> Task prompt: The expected response is a copy of every line in the entries below that includes the word "JSON".

── Dataset records ──

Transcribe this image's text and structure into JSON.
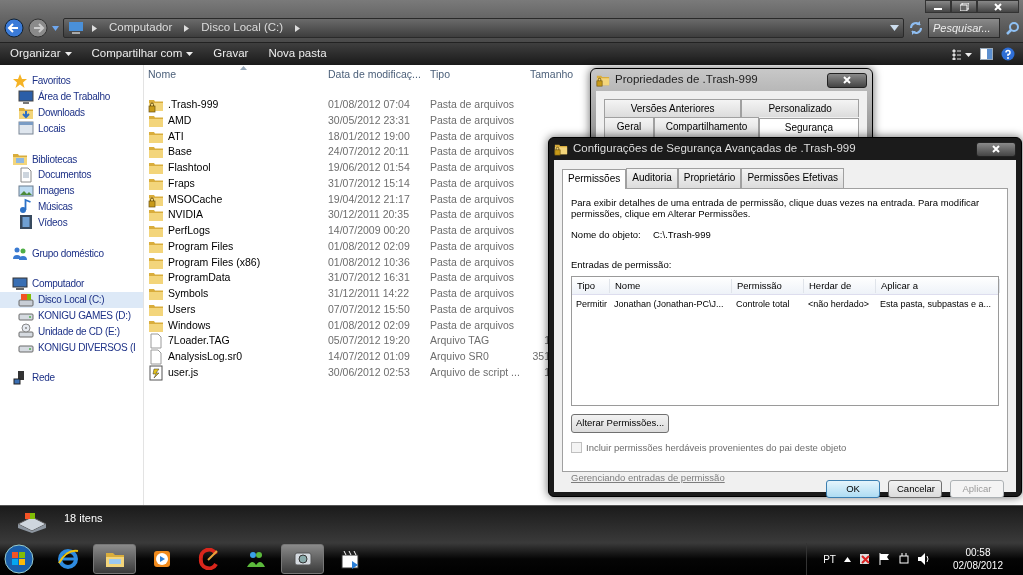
{
  "explorer": {
    "breadcrumb": [
      "Computador",
      "Disco Local (C:)"
    ],
    "search": {
      "placeholder": "Pesquisar..."
    },
    "toolbar": [
      {
        "label": "Organizar",
        "menu": true
      },
      {
        "label": "Compartilhar com",
        "menu": true
      },
      {
        "label": "Gravar",
        "menu": false
      },
      {
        "label": "Nova pasta",
        "menu": false
      }
    ],
    "sidebar": [
      {
        "label": "Favoritos",
        "kind": "star",
        "selected": false,
        "children": [
          {
            "label": "Área de Trabalho",
            "kind": "desktop",
            "selected": false
          },
          {
            "label": "Downloads",
            "kind": "downloads",
            "selected": false
          },
          {
            "label": "Locais",
            "kind": "places",
            "selected": false
          }
        ]
      },
      {
        "label": "Bibliotecas",
        "kind": "library",
        "selected": false,
        "children": [
          {
            "label": "Documentos",
            "kind": "document",
            "selected": false
          },
          {
            "label": "Imagens",
            "kind": "pictures",
            "selected": false
          },
          {
            "label": "Músicas",
            "kind": "music",
            "selected": false
          },
          {
            "label": "Vídeos",
            "kind": "video",
            "selected": false
          }
        ]
      },
      {
        "label": "Grupo doméstico",
        "kind": "homegroup",
        "selected": false
      },
      {
        "label": "Computador",
        "kind": "computer",
        "selected": false,
        "children": [
          {
            "label": "Disco Local (C:)",
            "kind": "disk",
            "selected": true
          },
          {
            "label": "KONIGU GAMES (D:)",
            "kind": "drive",
            "selected": false
          },
          {
            "label": "Unidade de CD (E:)",
            "kind": "cd",
            "selected": false
          },
          {
            "label": "KONIGU DIVERSOS (I",
            "kind": "drive",
            "selected": false
          }
        ]
      },
      {
        "label": "Rede",
        "kind": "network",
        "selected": false
      }
    ],
    "columns": [
      "Nome",
      "Data de modificaç...",
      "Tipo",
      "Tamanho"
    ],
    "files": [
      {
        "name": ".Trash-999",
        "date": "01/08/2012 07:04",
        "type": "Pasta de arquivos",
        "kind": "locked_folder"
      },
      {
        "name": "AMD",
        "date": "30/05/2012 23:31",
        "type": "Pasta de arquivos",
        "kind": "folder"
      },
      {
        "name": "ATI",
        "date": "18/01/2012 19:00",
        "type": "Pasta de arquivos",
        "kind": "folder"
      },
      {
        "name": "Base",
        "date": "24/07/2012 20:11",
        "type": "Pasta de arquivos",
        "kind": "folder"
      },
      {
        "name": "Flashtool",
        "date": "19/06/2012 01:54",
        "type": "Pasta de arquivos",
        "kind": "folder"
      },
      {
        "name": "Fraps",
        "date": "31/07/2012 15:14",
        "type": "Pasta de arquivos",
        "kind": "folder"
      },
      {
        "name": "MSOCache",
        "date": "19/04/2012 21:17",
        "type": "Pasta de arquivos",
        "kind": "locked_folder"
      },
      {
        "name": "NVIDIA",
        "date": "30/12/2011 20:35",
        "type": "Pasta de arquivos",
        "kind": "folder"
      },
      {
        "name": "PerfLogs",
        "date": "14/07/2009 00:20",
        "type": "Pasta de arquivos",
        "kind": "folder"
      },
      {
        "name": "Program Files",
        "date": "01/08/2012 02:09",
        "type": "Pasta de arquivos",
        "kind": "folder"
      },
      {
        "name": "Program Files (x86)",
        "date": "01/08/2012 10:36",
        "type": "Pasta de arquivos",
        "kind": "folder"
      },
      {
        "name": "ProgramData",
        "date": "31/07/2012 16:31",
        "type": "Pasta de arquivos",
        "kind": "folder"
      },
      {
        "name": "Symbols",
        "date": "31/12/2011 14:22",
        "type": "Pasta de arquivos",
        "kind": "folder"
      },
      {
        "name": "Users",
        "date": "07/07/2012 15:50",
        "type": "Pasta de arquivos",
        "kind": "folder"
      },
      {
        "name": "Windows",
        "date": "01/08/2012 02:09",
        "type": "Pasta de arquivos",
        "kind": "folder"
      },
      {
        "name": "7Loader.TAG",
        "date": "05/07/2012 19:20",
        "type": "Arquivo TAG",
        "size": "1",
        "kind": "file"
      },
      {
        "name": "AnalysisLog.sr0",
        "date": "14/07/2012 01:09",
        "type": "Arquivo SR0",
        "size": "351",
        "kind": "file"
      },
      {
        "name": "user.js",
        "date": "30/06/2012 02:53",
        "type": "Arquivo de script ...",
        "size": "1",
        "kind": "script"
      }
    ],
    "status": "18 itens"
  },
  "properties_dialog": {
    "title": "Propriedades de .Trash-999",
    "tab_rows": [
      [
        {
          "label": "Versões Anteriores",
          "selected": false
        },
        {
          "label": "Personalizado",
          "selected": false
        }
      ],
      [
        {
          "label": "Geral",
          "selected": false
        },
        {
          "label": "Compartilhamento",
          "selected": false
        },
        {
          "label": "Segurança",
          "selected": true
        }
      ]
    ]
  },
  "security_dialog": {
    "title": "Configurações de Segurança Avançadas de .Trash-999",
    "tabs": [
      {
        "label": "Permissões",
        "selected": true
      },
      {
        "label": "Auditoria",
        "selected": false
      },
      {
        "label": "Proprietário",
        "selected": false
      },
      {
        "label": "Permissões Efetivas",
        "selected": false
      }
    ],
    "description": "Para exibir detalhes de uma entrada de permissão, clique duas vezes na entrada. Para modificar permissões, clique em Alterar Permissões.",
    "object_label": "Nome do objeto:",
    "object_value": "C:\\.Trash-999",
    "entries_label": "Entradas de permissão:",
    "columns": [
      "Tipo",
      "Nome",
      "Permissão",
      "Herdar de",
      "Aplicar a"
    ],
    "rows": [
      [
        "Permitir",
        "Jonathan (Jonathan-PC\\J...",
        "Controle total",
        "<não herdado>",
        "Esta pasta, subpastas e a..."
      ]
    ],
    "change_button": "Alterar Permissões...",
    "inherit_checkbox": {
      "label": "Incluir permissões herdáveis provenientes do pai deste objeto",
      "checked": false,
      "disabled": true
    },
    "link": {
      "label": "Gerenciando entradas de permissão",
      "disabled": true
    },
    "buttons": [
      {
        "label": "OK",
        "kind": "default"
      },
      {
        "label": "Cancelar",
        "kind": "normal"
      },
      {
        "label": "Aplicar",
        "kind": "disabled"
      }
    ]
  },
  "taskbar": {
    "apps": [
      {
        "kind": "browser",
        "active": false
      },
      {
        "kind": "explorer",
        "active": true
      },
      {
        "kind": "media",
        "active": false
      },
      {
        "kind": "cleaner",
        "active": false
      },
      {
        "kind": "messenger",
        "active": false
      },
      {
        "kind": "disc",
        "active": true
      },
      {
        "kind": "calendar",
        "active": false
      }
    ],
    "language": "PT",
    "time": "00:58",
    "date": "02/08/2012"
  }
}
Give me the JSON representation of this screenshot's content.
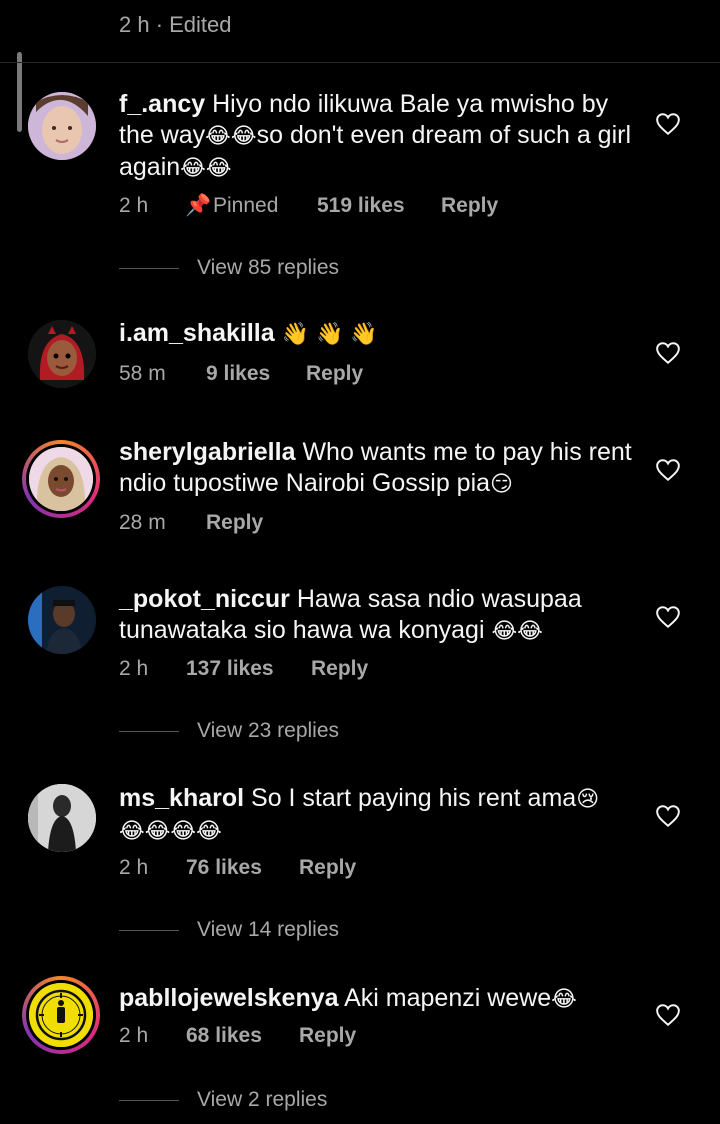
{
  "top": {
    "meta": "2 h · Edited"
  },
  "comments": [
    {
      "username": "f_.ancy",
      "text": "Hiyo ndo ilikuwa Bale ya mwisho by the way",
      "emoji_a": "😂😂",
      "text2": "so don't even dream of such a girl again",
      "emoji_b": "😂😂",
      "time": "2 h",
      "pinned": "Pinned",
      "likes": "519 likes",
      "reply": "Reply",
      "view_replies": "View 85 replies"
    },
    {
      "username": "i.am_shakilla",
      "text": "",
      "emoji_a": "👋 👋 👋",
      "time": "58 m",
      "likes": "9 likes",
      "reply": "Reply"
    },
    {
      "username": "sherylgabriella",
      "text": "Who wants me to pay his rent ndio tupostiwe Nairobi Gossip pia",
      "emoji_a": "😏",
      "time": "28 m",
      "reply": "Reply"
    },
    {
      "username": "_pokot_niccur",
      "text": "Hawa sasa ndio wasupaa tunawataka sio hawa wa konyagi",
      "emoji_a": "😂😂",
      "time": "2 h",
      "likes": "137 likes",
      "reply": "Reply",
      "view_replies": "View 23 replies"
    },
    {
      "username": "ms_kharol",
      "text": "So I start paying his rent ama",
      "emoji_a": "😢",
      "emoji_b": "😂😂😂😂",
      "time": "2 h",
      "likes": "76 likes",
      "reply": "Reply",
      "view_replies": "View 14 replies"
    },
    {
      "username": "pabllojewelskenya",
      "text": "Aki mapenzi wewe",
      "emoji_a": "😂",
      "time": "2 h",
      "likes": "68 likes",
      "reply": "Reply",
      "view_replies": "View 2 replies"
    }
  ],
  "colors": {
    "background": "#000000",
    "text": "#f5f5f5",
    "muted": "#a8a8a8",
    "story_ring": "#dd2a7b"
  }
}
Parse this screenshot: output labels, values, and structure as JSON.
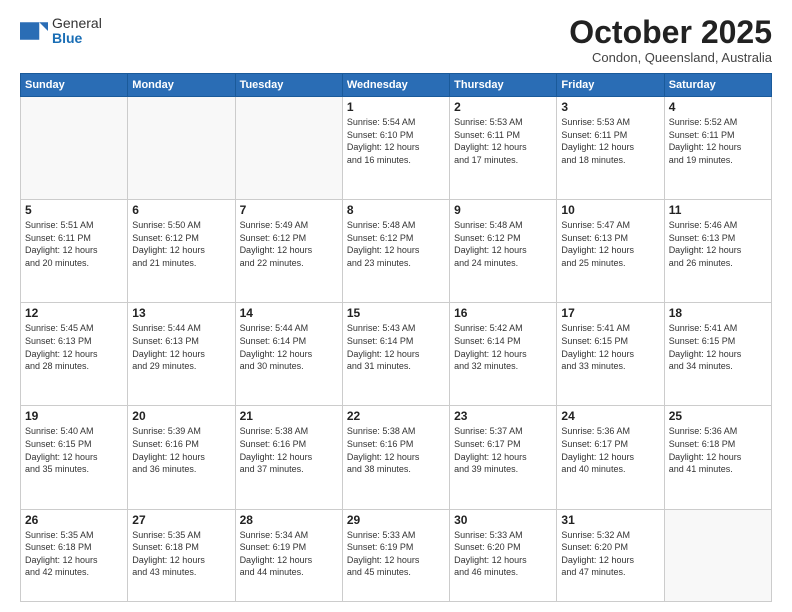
{
  "header": {
    "logo_general": "General",
    "logo_blue": "Blue",
    "title": "October 2025",
    "location": "Condon, Queensland, Australia"
  },
  "weekdays": [
    "Sunday",
    "Monday",
    "Tuesday",
    "Wednesday",
    "Thursday",
    "Friday",
    "Saturday"
  ],
  "weeks": [
    [
      {
        "day": "",
        "info": ""
      },
      {
        "day": "",
        "info": ""
      },
      {
        "day": "",
        "info": ""
      },
      {
        "day": "1",
        "info": "Sunrise: 5:54 AM\nSunset: 6:10 PM\nDaylight: 12 hours\nand 16 minutes."
      },
      {
        "day": "2",
        "info": "Sunrise: 5:53 AM\nSunset: 6:11 PM\nDaylight: 12 hours\nand 17 minutes."
      },
      {
        "day": "3",
        "info": "Sunrise: 5:53 AM\nSunset: 6:11 PM\nDaylight: 12 hours\nand 18 minutes."
      },
      {
        "day": "4",
        "info": "Sunrise: 5:52 AM\nSunset: 6:11 PM\nDaylight: 12 hours\nand 19 minutes."
      }
    ],
    [
      {
        "day": "5",
        "info": "Sunrise: 5:51 AM\nSunset: 6:11 PM\nDaylight: 12 hours\nand 20 minutes."
      },
      {
        "day": "6",
        "info": "Sunrise: 5:50 AM\nSunset: 6:12 PM\nDaylight: 12 hours\nand 21 minutes."
      },
      {
        "day": "7",
        "info": "Sunrise: 5:49 AM\nSunset: 6:12 PM\nDaylight: 12 hours\nand 22 minutes."
      },
      {
        "day": "8",
        "info": "Sunrise: 5:48 AM\nSunset: 6:12 PM\nDaylight: 12 hours\nand 23 minutes."
      },
      {
        "day": "9",
        "info": "Sunrise: 5:48 AM\nSunset: 6:12 PM\nDaylight: 12 hours\nand 24 minutes."
      },
      {
        "day": "10",
        "info": "Sunrise: 5:47 AM\nSunset: 6:13 PM\nDaylight: 12 hours\nand 25 minutes."
      },
      {
        "day": "11",
        "info": "Sunrise: 5:46 AM\nSunset: 6:13 PM\nDaylight: 12 hours\nand 26 minutes."
      }
    ],
    [
      {
        "day": "12",
        "info": "Sunrise: 5:45 AM\nSunset: 6:13 PM\nDaylight: 12 hours\nand 28 minutes."
      },
      {
        "day": "13",
        "info": "Sunrise: 5:44 AM\nSunset: 6:13 PM\nDaylight: 12 hours\nand 29 minutes."
      },
      {
        "day": "14",
        "info": "Sunrise: 5:44 AM\nSunset: 6:14 PM\nDaylight: 12 hours\nand 30 minutes."
      },
      {
        "day": "15",
        "info": "Sunrise: 5:43 AM\nSunset: 6:14 PM\nDaylight: 12 hours\nand 31 minutes."
      },
      {
        "day": "16",
        "info": "Sunrise: 5:42 AM\nSunset: 6:14 PM\nDaylight: 12 hours\nand 32 minutes."
      },
      {
        "day": "17",
        "info": "Sunrise: 5:41 AM\nSunset: 6:15 PM\nDaylight: 12 hours\nand 33 minutes."
      },
      {
        "day": "18",
        "info": "Sunrise: 5:41 AM\nSunset: 6:15 PM\nDaylight: 12 hours\nand 34 minutes."
      }
    ],
    [
      {
        "day": "19",
        "info": "Sunrise: 5:40 AM\nSunset: 6:15 PM\nDaylight: 12 hours\nand 35 minutes."
      },
      {
        "day": "20",
        "info": "Sunrise: 5:39 AM\nSunset: 6:16 PM\nDaylight: 12 hours\nand 36 minutes."
      },
      {
        "day": "21",
        "info": "Sunrise: 5:38 AM\nSunset: 6:16 PM\nDaylight: 12 hours\nand 37 minutes."
      },
      {
        "day": "22",
        "info": "Sunrise: 5:38 AM\nSunset: 6:16 PM\nDaylight: 12 hours\nand 38 minutes."
      },
      {
        "day": "23",
        "info": "Sunrise: 5:37 AM\nSunset: 6:17 PM\nDaylight: 12 hours\nand 39 minutes."
      },
      {
        "day": "24",
        "info": "Sunrise: 5:36 AM\nSunset: 6:17 PM\nDaylight: 12 hours\nand 40 minutes."
      },
      {
        "day": "25",
        "info": "Sunrise: 5:36 AM\nSunset: 6:18 PM\nDaylight: 12 hours\nand 41 minutes."
      }
    ],
    [
      {
        "day": "26",
        "info": "Sunrise: 5:35 AM\nSunset: 6:18 PM\nDaylight: 12 hours\nand 42 minutes."
      },
      {
        "day": "27",
        "info": "Sunrise: 5:35 AM\nSunset: 6:18 PM\nDaylight: 12 hours\nand 43 minutes."
      },
      {
        "day": "28",
        "info": "Sunrise: 5:34 AM\nSunset: 6:19 PM\nDaylight: 12 hours\nand 44 minutes."
      },
      {
        "day": "29",
        "info": "Sunrise: 5:33 AM\nSunset: 6:19 PM\nDaylight: 12 hours\nand 45 minutes."
      },
      {
        "day": "30",
        "info": "Sunrise: 5:33 AM\nSunset: 6:20 PM\nDaylight: 12 hours\nand 46 minutes."
      },
      {
        "day": "31",
        "info": "Sunrise: 5:32 AM\nSunset: 6:20 PM\nDaylight: 12 hours\nand 47 minutes."
      },
      {
        "day": "",
        "info": ""
      }
    ]
  ]
}
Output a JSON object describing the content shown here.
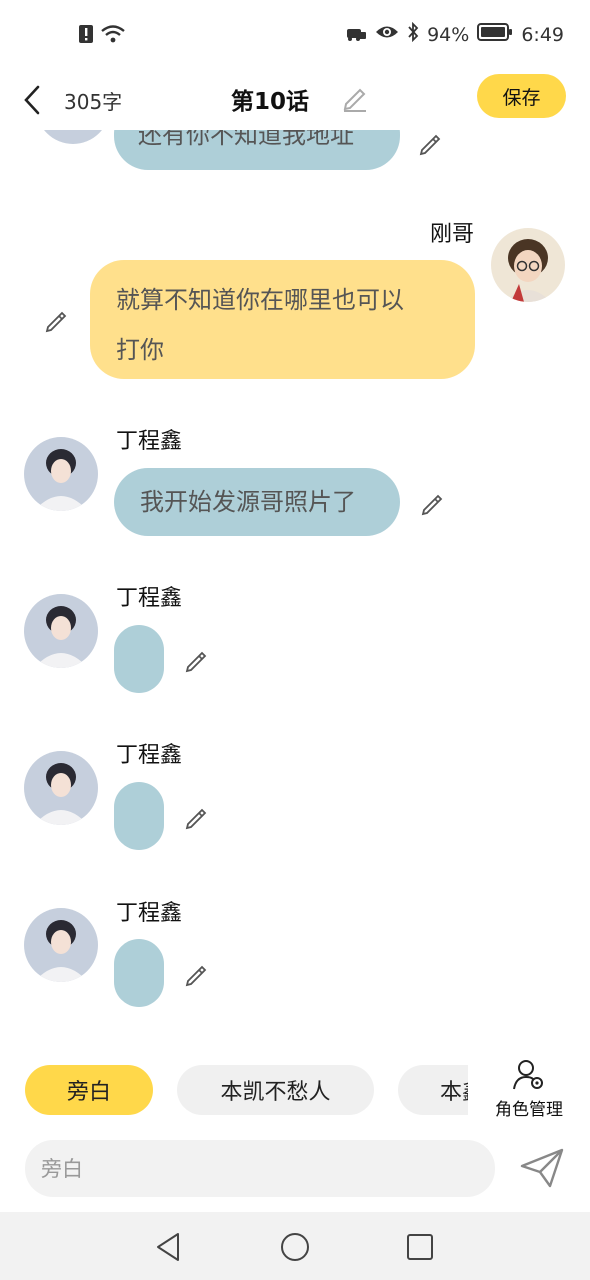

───

> Exercise output:
Transcribe this image's text and structure into JSON.
Give me the JSON representation of this screenshot's content.
Parse this screenshot: output labels, values, and structure as JSON.
Output a JSON object describing the content shown here.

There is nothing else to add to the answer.